  2. The maze is arranged reasonably and the color plays a significant rule for players to define their objectives (spot the stars, follow the lines, etc). Objective 2 is met.
  3. Proximity sensor, LED, speaker and other electronics function without exception throughout the entire visit session of two hours. The pack of six 1.5 volts AA battery lasts the entire session.

Non-functional Outcomes

  1. The arcade buttons attract players from all ages. The players can easily grasp the controlling intention of the buttons and start playing the game by pressing them intuitively. The keystroke delay achieved nominal control guidance from our observation of different actions of children from first and second Children’s Museum visits. Objective 3 is met.
  2. The players can easily feel the sense of achievement when they see the LED of the stars lit up and hear the reward tone from the speakers. The user feedback from the device is obvious and easy to get. Objective 4 is met.
  3. From our observation, the separation of the control buttons guide the users to collaborate with each other and encourage communication between players. Pairs with mutual goal and collaboration usually result in better gaming experiences, which also helped other players to realize the cooperation component of the game. Objective 5 is met.

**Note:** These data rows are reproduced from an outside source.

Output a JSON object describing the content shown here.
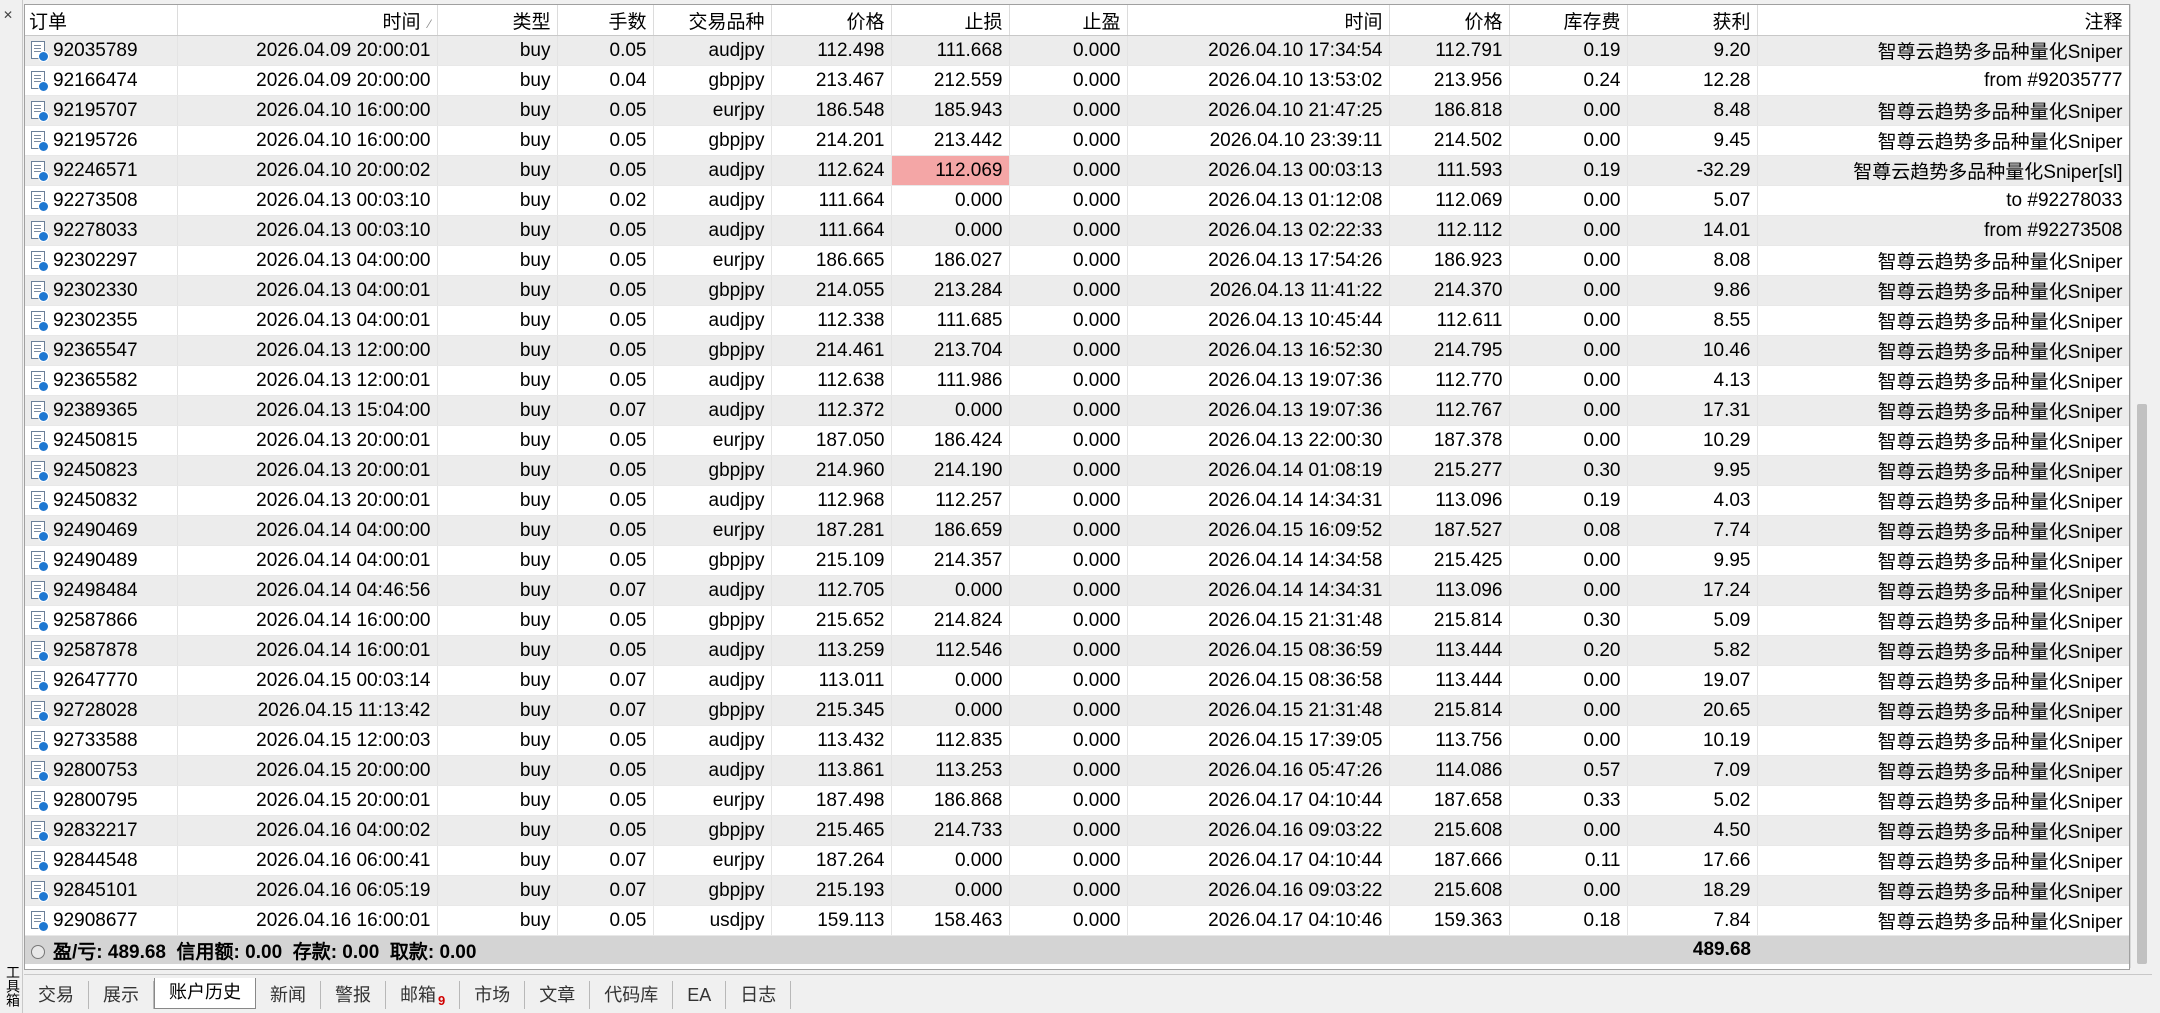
{
  "side_label": "工具箱",
  "columns": [
    "订单",
    "时间",
    "类型",
    "手数",
    "交易品种",
    "价格",
    "止损",
    "止盈",
    "时间",
    "价格",
    "库存费",
    "获利",
    "注释"
  ],
  "sort_indicator": "⁄",
  "rows": [
    [
      "92035789",
      "2026.04.09 20:00:01",
      "buy",
      "0.05",
      "audjpy",
      "112.498",
      "111.668",
      "0.000",
      "2026.04.10 17:34:54",
      "112.791",
      "0.19",
      "9.20",
      "智尊云趋势多品种量化Sniper"
    ],
    [
      "92166474",
      "2026.04.09 20:00:00",
      "buy",
      "0.04",
      "gbpjpy",
      "213.467",
      "212.559",
      "0.000",
      "2026.04.10 13:53:02",
      "213.956",
      "0.24",
      "12.28",
      "from #92035777"
    ],
    [
      "92195707",
      "2026.04.10 16:00:00",
      "buy",
      "0.05",
      "eurjpy",
      "186.548",
      "185.943",
      "0.000",
      "2026.04.10 21:47:25",
      "186.818",
      "0.00",
      "8.48",
      "智尊云趋势多品种量化Sniper"
    ],
    [
      "92195726",
      "2026.04.10 16:00:00",
      "buy",
      "0.05",
      "gbpjpy",
      "214.201",
      "213.442",
      "0.000",
      "2026.04.10 23:39:11",
      "214.502",
      "0.00",
      "9.45",
      "智尊云趋势多品种量化Sniper"
    ],
    [
      "92246571",
      "2026.04.10 20:00:02",
      "buy",
      "0.05",
      "audjpy",
      "112.624",
      "112.069",
      "0.000",
      "2026.04.13 00:03:13",
      "111.593",
      "0.19",
      "-32.29",
      "智尊云趋势多品种量化Sniper[sl]"
    ],
    [
      "92273508",
      "2026.04.13 00:03:10",
      "buy",
      "0.02",
      "audjpy",
      "111.664",
      "0.000",
      "0.000",
      "2026.04.13 01:12:08",
      "112.069",
      "0.00",
      "5.07",
      "to #92278033"
    ],
    [
      "92278033",
      "2026.04.13 00:03:10",
      "buy",
      "0.05",
      "audjpy",
      "111.664",
      "0.000",
      "0.000",
      "2026.04.13 02:22:33",
      "112.112",
      "0.00",
      "14.01",
      "from #92273508"
    ],
    [
      "92302297",
      "2026.04.13 04:00:00",
      "buy",
      "0.05",
      "eurjpy",
      "186.665",
      "186.027",
      "0.000",
      "2026.04.13 17:54:26",
      "186.923",
      "0.00",
      "8.08",
      "智尊云趋势多品种量化Sniper"
    ],
    [
      "92302330",
      "2026.04.13 04:00:01",
      "buy",
      "0.05",
      "gbpjpy",
      "214.055",
      "213.284",
      "0.000",
      "2026.04.13 11:41:22",
      "214.370",
      "0.00",
      "9.86",
      "智尊云趋势多品种量化Sniper"
    ],
    [
      "92302355",
      "2026.04.13 04:00:01",
      "buy",
      "0.05",
      "audjpy",
      "112.338",
      "111.685",
      "0.000",
      "2026.04.13 10:45:44",
      "112.611",
      "0.00",
      "8.55",
      "智尊云趋势多品种量化Sniper"
    ],
    [
      "92365547",
      "2026.04.13 12:00:00",
      "buy",
      "0.05",
      "gbpjpy",
      "214.461",
      "213.704",
      "0.000",
      "2026.04.13 16:52:30",
      "214.795",
      "0.00",
      "10.46",
      "智尊云趋势多品种量化Sniper"
    ],
    [
      "92365582",
      "2026.04.13 12:00:01",
      "buy",
      "0.05",
      "audjpy",
      "112.638",
      "111.986",
      "0.000",
      "2026.04.13 19:07:36",
      "112.770",
      "0.00",
      "4.13",
      "智尊云趋势多品种量化Sniper"
    ],
    [
      "92389365",
      "2026.04.13 15:04:00",
      "buy",
      "0.07",
      "audjpy",
      "112.372",
      "0.000",
      "0.000",
      "2026.04.13 19:07:36",
      "112.767",
      "0.00",
      "17.31",
      "智尊云趋势多品种量化Sniper"
    ],
    [
      "92450815",
      "2026.04.13 20:00:01",
      "buy",
      "0.05",
      "eurjpy",
      "187.050",
      "186.424",
      "0.000",
      "2026.04.13 22:00:30",
      "187.378",
      "0.00",
      "10.29",
      "智尊云趋势多品种量化Sniper"
    ],
    [
      "92450823",
      "2026.04.13 20:00:01",
      "buy",
      "0.05",
      "gbpjpy",
      "214.960",
      "214.190",
      "0.000",
      "2026.04.14 01:08:19",
      "215.277",
      "0.30",
      "9.95",
      "智尊云趋势多品种量化Sniper"
    ],
    [
      "92450832",
      "2026.04.13 20:00:01",
      "buy",
      "0.05",
      "audjpy",
      "112.968",
      "112.257",
      "0.000",
      "2026.04.14 14:34:31",
      "113.096",
      "0.19",
      "4.03",
      "智尊云趋势多品种量化Sniper"
    ],
    [
      "92490469",
      "2026.04.14 04:00:00",
      "buy",
      "0.05",
      "eurjpy",
      "187.281",
      "186.659",
      "0.000",
      "2026.04.15 16:09:52",
      "187.527",
      "0.08",
      "7.74",
      "智尊云趋势多品种量化Sniper"
    ],
    [
      "92490489",
      "2026.04.14 04:00:01",
      "buy",
      "0.05",
      "gbpjpy",
      "215.109",
      "214.357",
      "0.000",
      "2026.04.14 14:34:58",
      "215.425",
      "0.00",
      "9.95",
      "智尊云趋势多品种量化Sniper"
    ],
    [
      "92498484",
      "2026.04.14 04:46:56",
      "buy",
      "0.07",
      "audjpy",
      "112.705",
      "0.000",
      "0.000",
      "2026.04.14 14:34:31",
      "113.096",
      "0.00",
      "17.24",
      "智尊云趋势多品种量化Sniper"
    ],
    [
      "92587866",
      "2026.04.14 16:00:00",
      "buy",
      "0.05",
      "gbpjpy",
      "215.652",
      "214.824",
      "0.000",
      "2026.04.15 21:31:48",
      "215.814",
      "0.30",
      "5.09",
      "智尊云趋势多品种量化Sniper"
    ],
    [
      "92587878",
      "2026.04.14 16:00:01",
      "buy",
      "0.05",
      "audjpy",
      "113.259",
      "112.546",
      "0.000",
      "2026.04.15 08:36:59",
      "113.444",
      "0.20",
      "5.82",
      "智尊云趋势多品种量化Sniper"
    ],
    [
      "92647770",
      "2026.04.15 00:03:14",
      "buy",
      "0.07",
      "audjpy",
      "113.011",
      "0.000",
      "0.000",
      "2026.04.15 08:36:58",
      "113.444",
      "0.00",
      "19.07",
      "智尊云趋势多品种量化Sniper"
    ],
    [
      "92728028",
      "2026.04.15 11:13:42",
      "buy",
      "0.07",
      "gbpjpy",
      "215.345",
      "0.000",
      "0.000",
      "2026.04.15 21:31:48",
      "215.814",
      "0.00",
      "20.65",
      "智尊云趋势多品种量化Sniper"
    ],
    [
      "92733588",
      "2026.04.15 12:00:03",
      "buy",
      "0.05",
      "audjpy",
      "113.432",
      "112.835",
      "0.000",
      "2026.04.15 17:39:05",
      "113.756",
      "0.00",
      "10.19",
      "智尊云趋势多品种量化Sniper"
    ],
    [
      "92800753",
      "2026.04.15 20:00:00",
      "buy",
      "0.05",
      "audjpy",
      "113.861",
      "113.253",
      "0.000",
      "2026.04.16 05:47:26",
      "114.086",
      "0.57",
      "7.09",
      "智尊云趋势多品种量化Sniper"
    ],
    [
      "92800795",
      "2026.04.15 20:00:01",
      "buy",
      "0.05",
      "eurjpy",
      "187.498",
      "186.868",
      "0.000",
      "2026.04.17 04:10:44",
      "187.658",
      "0.33",
      "5.02",
      "智尊云趋势多品种量化Sniper"
    ],
    [
      "92832217",
      "2026.04.16 04:00:02",
      "buy",
      "0.05",
      "gbpjpy",
      "215.465",
      "214.733",
      "0.000",
      "2026.04.16 09:03:22",
      "215.608",
      "0.00",
      "4.50",
      "智尊云趋势多品种量化Sniper"
    ],
    [
      "92844548",
      "2026.04.16 06:00:41",
      "buy",
      "0.07",
      "eurjpy",
      "187.264",
      "0.000",
      "0.000",
      "2026.04.17 04:10:44",
      "187.666",
      "0.11",
      "17.66",
      "智尊云趋势多品种量化Sniper"
    ],
    [
      "92845101",
      "2026.04.16 06:05:19",
      "buy",
      "0.07",
      "gbpjpy",
      "215.193",
      "0.000",
      "0.000",
      "2026.04.16 09:03:22",
      "215.608",
      "0.00",
      "18.29",
      "智尊云趋势多品种量化Sniper"
    ],
    [
      "92908677",
      "2026.04.16 16:00:01",
      "buy",
      "0.05",
      "usdjpy",
      "159.113",
      "158.463",
      "0.000",
      "2026.04.17 04:10:46",
      "159.363",
      "0.18",
      "7.84",
      "智尊云趋势多品种量化Sniper"
    ]
  ],
  "highlight": {
    "row": 4,
    "col": 6,
    "color": "#f4a6a6"
  },
  "summary": {
    "text": "盈/亏: 489.68  信用额: 0.00  存款: 0.00  取款: 0.00",
    "total_profit": "489.68"
  },
  "tabs": [
    {
      "label": "交易",
      "active": false
    },
    {
      "label": "展示",
      "active": false
    },
    {
      "label": "账户历史",
      "active": true
    },
    {
      "label": "新闻",
      "active": false
    },
    {
      "label": "警报",
      "active": false
    },
    {
      "label": "邮箱",
      "active": false,
      "badge": "9"
    },
    {
      "label": "市场",
      "active": false
    },
    {
      "label": "文章",
      "active": false
    },
    {
      "label": "代码库",
      "active": false
    },
    {
      "label": "EA",
      "active": false
    },
    {
      "label": "日志",
      "active": false
    }
  ]
}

Surprising Outcomes

  1. We observed that when the two players could not collaborate accordingly, an instructor can help them work together effectively. Usually, the instructor is the parent of the children. Either the parent plays as the teammate of the child or guides two children play with each other, the instructor’s presence enhances the gaming experience significantly.
  2. We also observed that some children modified the rule of the game but still enjoys it. Though in this case, the game did not meet its objectives, it at least brings laughs to the player, and we are still happy with this outcome.


Henry Zhang: Electronics; Aruidno programming; mechanical design and manufacturing of the button housing.
Xueting Li: Mechanical design and manufacturing of the chassis, gimbal frame, and wiring housing; wire fabrication.

Supporting Media



System Overview
Children Interacting with the Game